Directions for this task: Copy out every line of the listing in which "label" appears.

**** Exercise data ****

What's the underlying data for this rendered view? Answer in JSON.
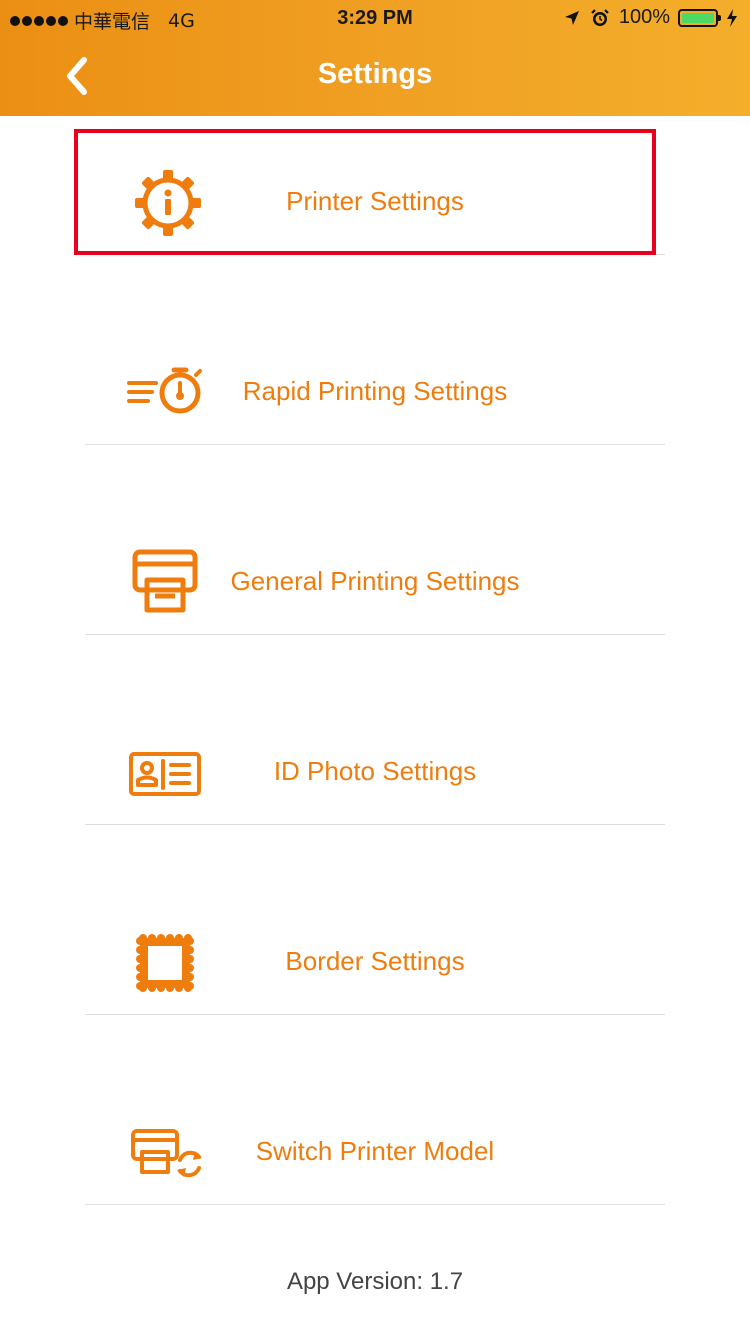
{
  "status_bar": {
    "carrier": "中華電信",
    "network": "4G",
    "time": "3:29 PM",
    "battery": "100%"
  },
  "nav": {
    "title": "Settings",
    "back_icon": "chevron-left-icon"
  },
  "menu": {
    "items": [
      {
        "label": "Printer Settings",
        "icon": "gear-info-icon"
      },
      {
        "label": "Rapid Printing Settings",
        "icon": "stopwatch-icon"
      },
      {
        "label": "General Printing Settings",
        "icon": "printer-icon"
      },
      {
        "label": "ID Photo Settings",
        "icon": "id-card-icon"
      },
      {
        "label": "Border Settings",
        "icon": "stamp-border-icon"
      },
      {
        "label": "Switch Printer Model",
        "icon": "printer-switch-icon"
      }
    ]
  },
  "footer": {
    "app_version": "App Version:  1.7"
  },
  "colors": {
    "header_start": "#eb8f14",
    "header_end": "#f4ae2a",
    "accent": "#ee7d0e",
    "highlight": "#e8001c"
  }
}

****
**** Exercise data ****

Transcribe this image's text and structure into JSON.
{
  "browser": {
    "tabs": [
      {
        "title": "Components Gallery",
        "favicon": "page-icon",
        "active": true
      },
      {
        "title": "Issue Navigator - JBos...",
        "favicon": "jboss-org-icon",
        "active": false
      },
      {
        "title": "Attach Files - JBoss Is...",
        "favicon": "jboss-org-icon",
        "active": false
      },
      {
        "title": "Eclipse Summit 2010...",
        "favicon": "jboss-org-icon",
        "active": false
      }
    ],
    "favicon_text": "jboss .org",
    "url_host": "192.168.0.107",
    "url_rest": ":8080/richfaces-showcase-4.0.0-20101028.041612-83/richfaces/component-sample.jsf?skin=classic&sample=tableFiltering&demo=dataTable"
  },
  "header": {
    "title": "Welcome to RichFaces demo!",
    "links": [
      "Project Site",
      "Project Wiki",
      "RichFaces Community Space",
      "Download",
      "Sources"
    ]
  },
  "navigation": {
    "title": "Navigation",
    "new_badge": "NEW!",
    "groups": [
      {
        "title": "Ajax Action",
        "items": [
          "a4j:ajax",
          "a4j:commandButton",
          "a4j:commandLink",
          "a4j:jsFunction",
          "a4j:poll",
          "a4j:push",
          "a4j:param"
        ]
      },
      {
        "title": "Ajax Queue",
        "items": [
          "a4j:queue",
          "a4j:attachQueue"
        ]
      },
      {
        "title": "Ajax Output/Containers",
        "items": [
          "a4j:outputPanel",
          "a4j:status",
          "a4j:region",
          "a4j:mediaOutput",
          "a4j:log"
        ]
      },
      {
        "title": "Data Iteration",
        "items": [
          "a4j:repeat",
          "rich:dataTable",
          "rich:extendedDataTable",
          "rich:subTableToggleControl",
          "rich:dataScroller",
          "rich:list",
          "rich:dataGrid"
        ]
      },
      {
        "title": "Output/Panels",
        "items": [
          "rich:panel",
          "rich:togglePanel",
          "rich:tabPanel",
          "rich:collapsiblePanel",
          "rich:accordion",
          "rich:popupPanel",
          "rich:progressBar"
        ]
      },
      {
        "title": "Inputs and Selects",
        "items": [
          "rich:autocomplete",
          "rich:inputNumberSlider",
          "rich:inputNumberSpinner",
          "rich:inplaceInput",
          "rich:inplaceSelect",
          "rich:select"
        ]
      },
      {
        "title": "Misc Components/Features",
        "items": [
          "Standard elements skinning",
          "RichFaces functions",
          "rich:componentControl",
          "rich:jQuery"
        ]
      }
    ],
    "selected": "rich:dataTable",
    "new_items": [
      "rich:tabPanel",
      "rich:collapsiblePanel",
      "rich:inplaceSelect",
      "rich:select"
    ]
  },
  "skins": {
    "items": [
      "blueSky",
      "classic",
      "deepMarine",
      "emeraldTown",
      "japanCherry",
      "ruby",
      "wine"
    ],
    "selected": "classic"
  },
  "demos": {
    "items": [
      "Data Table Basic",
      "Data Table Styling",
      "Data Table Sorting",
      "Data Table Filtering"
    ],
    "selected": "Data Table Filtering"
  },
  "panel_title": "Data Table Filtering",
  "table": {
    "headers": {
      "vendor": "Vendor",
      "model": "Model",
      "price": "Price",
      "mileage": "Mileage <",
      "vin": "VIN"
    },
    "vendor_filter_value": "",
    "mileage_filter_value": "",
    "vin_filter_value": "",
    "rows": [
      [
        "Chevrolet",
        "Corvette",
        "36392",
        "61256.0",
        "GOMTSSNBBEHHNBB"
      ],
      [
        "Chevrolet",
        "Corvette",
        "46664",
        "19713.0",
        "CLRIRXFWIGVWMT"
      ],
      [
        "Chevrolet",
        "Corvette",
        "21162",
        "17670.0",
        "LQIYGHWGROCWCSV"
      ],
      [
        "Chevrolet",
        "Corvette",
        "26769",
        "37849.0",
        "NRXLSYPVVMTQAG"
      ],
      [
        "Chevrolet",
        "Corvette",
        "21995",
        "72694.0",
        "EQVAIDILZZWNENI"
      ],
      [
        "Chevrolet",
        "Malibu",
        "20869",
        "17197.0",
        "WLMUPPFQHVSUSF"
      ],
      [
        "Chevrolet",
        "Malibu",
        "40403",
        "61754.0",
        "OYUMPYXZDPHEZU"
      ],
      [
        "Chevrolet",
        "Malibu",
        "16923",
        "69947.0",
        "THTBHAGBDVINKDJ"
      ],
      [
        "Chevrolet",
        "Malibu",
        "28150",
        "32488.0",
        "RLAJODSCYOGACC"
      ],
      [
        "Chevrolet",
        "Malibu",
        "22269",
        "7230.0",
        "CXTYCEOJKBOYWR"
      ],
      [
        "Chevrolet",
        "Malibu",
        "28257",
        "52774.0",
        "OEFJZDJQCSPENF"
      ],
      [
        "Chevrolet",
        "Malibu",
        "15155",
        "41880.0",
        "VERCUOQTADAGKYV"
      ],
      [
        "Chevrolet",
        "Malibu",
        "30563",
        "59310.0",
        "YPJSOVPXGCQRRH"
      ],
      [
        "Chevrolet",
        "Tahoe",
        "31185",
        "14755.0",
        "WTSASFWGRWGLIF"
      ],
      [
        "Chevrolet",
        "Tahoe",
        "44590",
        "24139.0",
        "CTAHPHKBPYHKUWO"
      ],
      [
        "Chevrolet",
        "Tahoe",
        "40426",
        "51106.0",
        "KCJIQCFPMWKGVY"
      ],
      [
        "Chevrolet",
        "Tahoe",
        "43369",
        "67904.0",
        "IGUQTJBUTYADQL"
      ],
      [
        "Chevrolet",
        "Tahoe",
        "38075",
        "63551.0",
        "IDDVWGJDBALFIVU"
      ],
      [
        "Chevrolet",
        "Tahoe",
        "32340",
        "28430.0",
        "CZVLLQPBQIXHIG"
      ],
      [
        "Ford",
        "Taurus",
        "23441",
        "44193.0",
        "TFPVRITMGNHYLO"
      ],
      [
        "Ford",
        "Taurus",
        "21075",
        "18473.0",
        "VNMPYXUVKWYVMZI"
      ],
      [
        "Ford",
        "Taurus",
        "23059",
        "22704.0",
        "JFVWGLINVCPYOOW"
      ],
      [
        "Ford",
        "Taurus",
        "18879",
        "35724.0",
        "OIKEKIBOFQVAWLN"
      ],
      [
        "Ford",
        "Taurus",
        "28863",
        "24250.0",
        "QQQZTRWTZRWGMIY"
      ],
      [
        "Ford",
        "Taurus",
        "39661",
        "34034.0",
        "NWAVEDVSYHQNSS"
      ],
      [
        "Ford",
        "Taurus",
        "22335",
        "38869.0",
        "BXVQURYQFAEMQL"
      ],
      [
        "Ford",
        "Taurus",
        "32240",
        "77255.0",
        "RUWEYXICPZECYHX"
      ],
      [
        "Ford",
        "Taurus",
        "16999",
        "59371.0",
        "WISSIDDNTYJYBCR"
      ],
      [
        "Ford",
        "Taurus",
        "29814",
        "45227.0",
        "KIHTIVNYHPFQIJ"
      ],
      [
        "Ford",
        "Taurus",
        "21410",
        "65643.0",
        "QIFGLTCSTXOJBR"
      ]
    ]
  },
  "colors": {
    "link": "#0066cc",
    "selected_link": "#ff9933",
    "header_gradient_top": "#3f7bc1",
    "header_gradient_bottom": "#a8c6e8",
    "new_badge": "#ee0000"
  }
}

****

Result of this task:
        "label": "Printer Settings",
        "label": "Rapid Printing Settings",
        "label": "General Printing Settings",
        "label": "ID Photo Settings",
        "label": "Border Settings",
        "label": "Switch Printer Model",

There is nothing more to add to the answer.